What does the IRS consider to be spousal support? A divorce decree labels payments as spousal support, maintenance, or alimony. Does that mean that the payments are considered to be alimony by the IRS? Not necessarily. Why does this matter? It matters because qualifying spousal alimony payments are deductible by the payer and included in the recipient’s income.
In Ohio, alimony is called spousal support. For purposes of this article, we will use the Ohio term. In order for a payment to qualify as spousal support by the IRS, all of the following requirements must be met:
- The payment must in cash, and not property;
- The written instrument does not designate the payment as not spousal support;
- If the parties are separated under a decree of divorce or separate maintenance, they are not members of the same household when the payment is made;

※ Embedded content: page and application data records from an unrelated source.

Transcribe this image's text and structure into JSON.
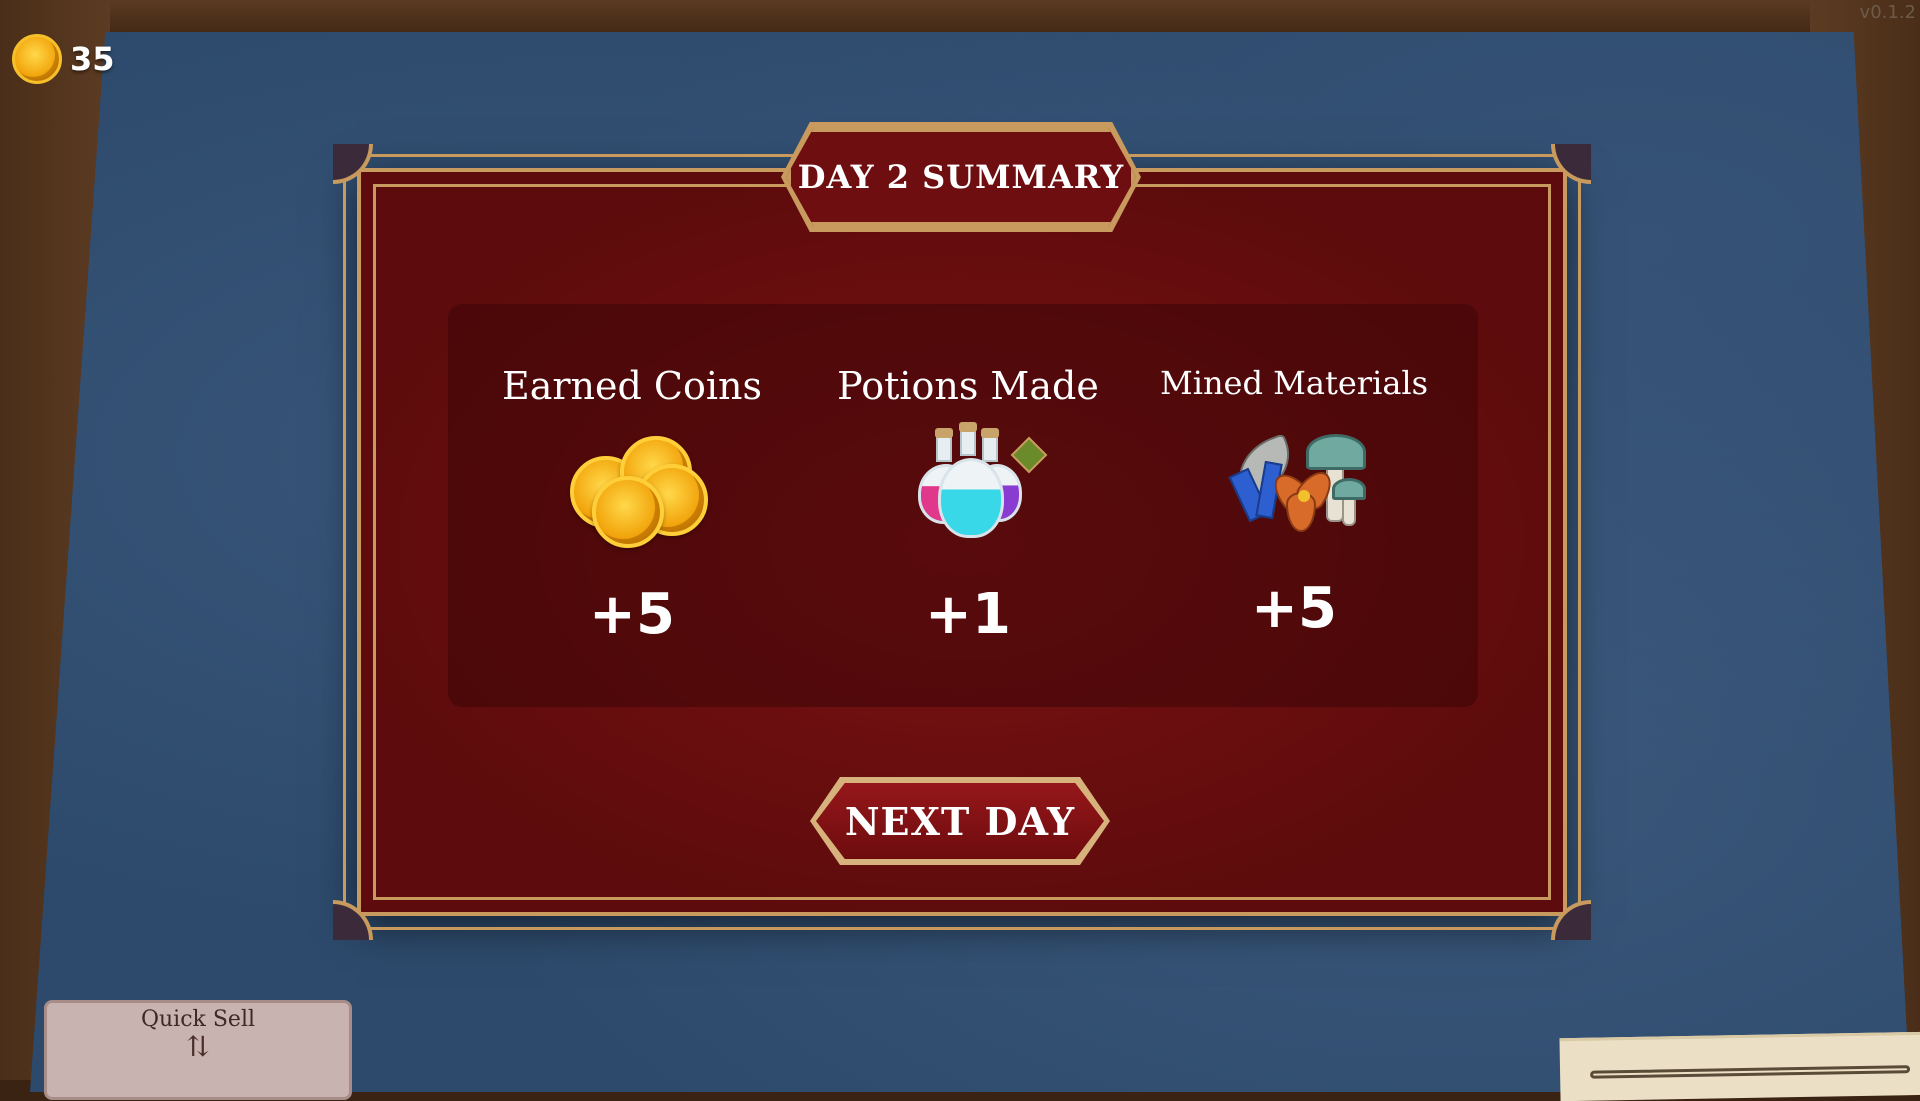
{
  "version": "v0.1.2",
  "hud": {
    "coins": "35",
    "coin_icon": "coin-icon"
  },
  "summary": {
    "title": "DAY 2 SUMMARY",
    "stats": [
      {
        "label": "Earned Coins",
        "icon": "coin-pile-icon",
        "value": "+5"
      },
      {
        "label": "Potions Made",
        "icon": "potion-bottles-icon",
        "value": "+1"
      },
      {
        "label": "Mined Materials",
        "icon": "materials-bundle-icon",
        "value": "+5"
      }
    ],
    "next_button": "NEXT DAY"
  },
  "quick_sell": {
    "label": "Quick Sell",
    "icon": "sell-arrows-icon"
  },
  "colors": {
    "panel": "#6e0e10",
    "frame": "#c89a5e",
    "cloth": "#2d4a6c",
    "coin": "#f2a50c"
  }
}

- There is no liability to make payment after the death of the recipient spouse; and
- The payment is not treated as child support.
Cash payments to a third party can be considered spousal support if they otherwise qualify. These can include: rent, mortgage payments, medical and dental costs, utility bills, education and income taxes. The payments are treated as though they were received by the spouse and then to the third party.
What types of payments are not spousal support for IRS tax purposes? They include: noncash property settlements, child support, payments for use of the property, and payments to maintain the payer’s property. Another way is for the separation agreement to simply characterize the spousal support payments as nondeductible by the payer spouse and nontaxable by the recipient.
To read more, click on the following links to my other articles on divorce and dissolution: when does spousal support end, when does child support end, Ohio spousal support factors, minimum amount of child support in Ohio, minimum income for child support in Ohio, Ohio child support terms, everything you wanted to know about Ohio child support, choosing between divorce and dissolution in Ohio, filing tax returns during a divorce in Ohio, and getting creative with Ohio child support.
Attorney Gigiano is an Akron Divorce Attorney near Barberton and Summit County Divorce Attorney near Norton, with his office located in Wadsworth, Ohio, and has litigated spousal support issues in Summit County Divorces, as well as Wayne County Divorces and Medina County Divorces. Attorney Gigiano’s aggressive representation has earned him a number of positive reviews on a number of sites. If you have questions about this or other questions you need answered by an experienced Wooster family law attorney near Orrville, please call Attorney Daniel F. Gigiano at 330-336-3330.